Your show “Selling Sunset” has been a massive hit for Netflix. How was the show developed?

Producers had been approaching me and my brother [Brett Oppenheim, who also appears on “Selling Sunset”] about doing a show for about a year. But we were adamant that we didn’t want to do a show. We’d built a lot, and we didn’t want to put it at risk. We said no to everyone, including our current producer. But eventually that producer convinced us to take a meeting. Then they convinced us to do a “sizzle reel”—a five-minute interview package. And then Netflix got us to do a 20-minute pilot. We wrapped our heads around the idea that we could do this. It crept up on us. Then we were filming season one, and we realized that we were, in fact, doing a show. It’s funny the way it went from us being adamantly against it to being completely for it.

Many new agents say “Selling Sunset” inspired them to enter the real estate industry. Can you tell us about the difference between your “real life” work and how deals might appear on the show?
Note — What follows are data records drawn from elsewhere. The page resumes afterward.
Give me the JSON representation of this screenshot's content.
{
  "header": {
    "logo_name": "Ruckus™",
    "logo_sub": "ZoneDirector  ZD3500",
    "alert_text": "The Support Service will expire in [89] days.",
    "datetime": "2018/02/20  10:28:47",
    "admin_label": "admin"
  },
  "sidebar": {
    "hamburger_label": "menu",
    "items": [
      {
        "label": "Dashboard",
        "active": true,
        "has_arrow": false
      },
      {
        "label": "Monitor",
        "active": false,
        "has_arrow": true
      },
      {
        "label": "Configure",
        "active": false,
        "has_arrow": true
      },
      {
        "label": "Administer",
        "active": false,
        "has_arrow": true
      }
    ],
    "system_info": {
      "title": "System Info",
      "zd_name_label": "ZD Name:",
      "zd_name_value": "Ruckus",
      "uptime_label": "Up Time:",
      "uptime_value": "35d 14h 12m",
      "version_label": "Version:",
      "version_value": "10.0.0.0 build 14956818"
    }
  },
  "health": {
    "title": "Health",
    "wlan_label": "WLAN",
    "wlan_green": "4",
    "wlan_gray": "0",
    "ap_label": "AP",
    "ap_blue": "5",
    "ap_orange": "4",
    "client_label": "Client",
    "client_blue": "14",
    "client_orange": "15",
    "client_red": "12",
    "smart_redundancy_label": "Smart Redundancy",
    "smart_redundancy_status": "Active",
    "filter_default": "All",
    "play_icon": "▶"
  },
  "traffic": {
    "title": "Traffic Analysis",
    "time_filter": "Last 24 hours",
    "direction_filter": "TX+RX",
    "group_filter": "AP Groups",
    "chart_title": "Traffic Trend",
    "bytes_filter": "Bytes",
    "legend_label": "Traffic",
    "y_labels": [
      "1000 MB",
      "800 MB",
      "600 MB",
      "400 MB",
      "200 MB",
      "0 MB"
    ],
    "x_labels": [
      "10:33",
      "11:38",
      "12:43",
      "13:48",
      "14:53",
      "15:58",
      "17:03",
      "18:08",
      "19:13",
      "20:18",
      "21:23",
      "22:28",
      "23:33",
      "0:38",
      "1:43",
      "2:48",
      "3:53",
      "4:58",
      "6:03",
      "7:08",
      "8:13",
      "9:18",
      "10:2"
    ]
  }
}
People come up to me and say the same thing. I have some concerns about that, because it’s not often that you start at the top. There are a lot of mundane aspects of real estate that you don’t see on the show. What you get to see is the sexy side of real estate, and it’s very encouraging. It shows you the dream. I appreciate that we are inspiring people, but they need to have a dose of realism as well.

The Hollywood Reporter recently presented you with the Media Maverick award at its Power Broker Awards event. How do you think television and social media are changing the real estate industry?

Well, on a macro level, the real estate agent has become “celebritized” in the last decade, and that’s given the individual agent a lot of leverage. At the same time, it’s taken leverage away from the brokerages. We’ve gone from seeing 60-40 splits to 80-20—or even 90-10. That’s great for agents, but it could also be the death knell for real estate brokerages. We’re at a critical juncture now. We’re seeing a lot of bankruptcies, and brokerages are treading water in a great market. There’s good and bad in the brokerage system, but top agents know that they need support and infrastructure. If we don’t go back to 60-40, we won’t see agents’ needs being met; they won’t get the support and training they need to provide good service. Buyers and sellers will suffer. So, this future is something we need to figure out.

You are known as a world traveler. Have you seen anything in real estate overseas that you wish would happen in the U.S.?

You know what I like internationally, especially in Europe? I love the timelessness of the finishings and the architecture of the buildings. I wish that we could retain that. We don’t always need to build the most modern condo. I’d love to see something new that looks like a French château or a building from London from 300 years ago. I wouldn’t mind replacing some of the modernism that we see.

Could you offer any advice for agents who aspire to work in the luxury market?

It’s hard to start at the top. I didn’t. You shouldn’t have expectations that you’ll be doing the big deals right away. In this market, you’ll start out with $600,000 and $700,000 condos. And then one of those clients will remember you and buy a $2 million house with you. You’ll do a lot of hustling. Eventually, your business will be clients coming back to you to buy again. Be realistic, and have a five-year plan. It took me three-and-a-half years before I had any success, and I might have been out without that five-year timeline. Realistically, it’s a five-year trajectory.


Submit Your Ideas

The Culture Scan blog explores the intersection of real estate, media, and popular culture. If you have an example of how culture plays a role in your real estate business, feel free to send story ideas to the REALTOR® Magazine team.

Learn more about Culture Scan's focus here.

Comment Policy

The opinions expressed in reader comments sections on this website are those of the reader and not NAR or REALTOR® Magazine.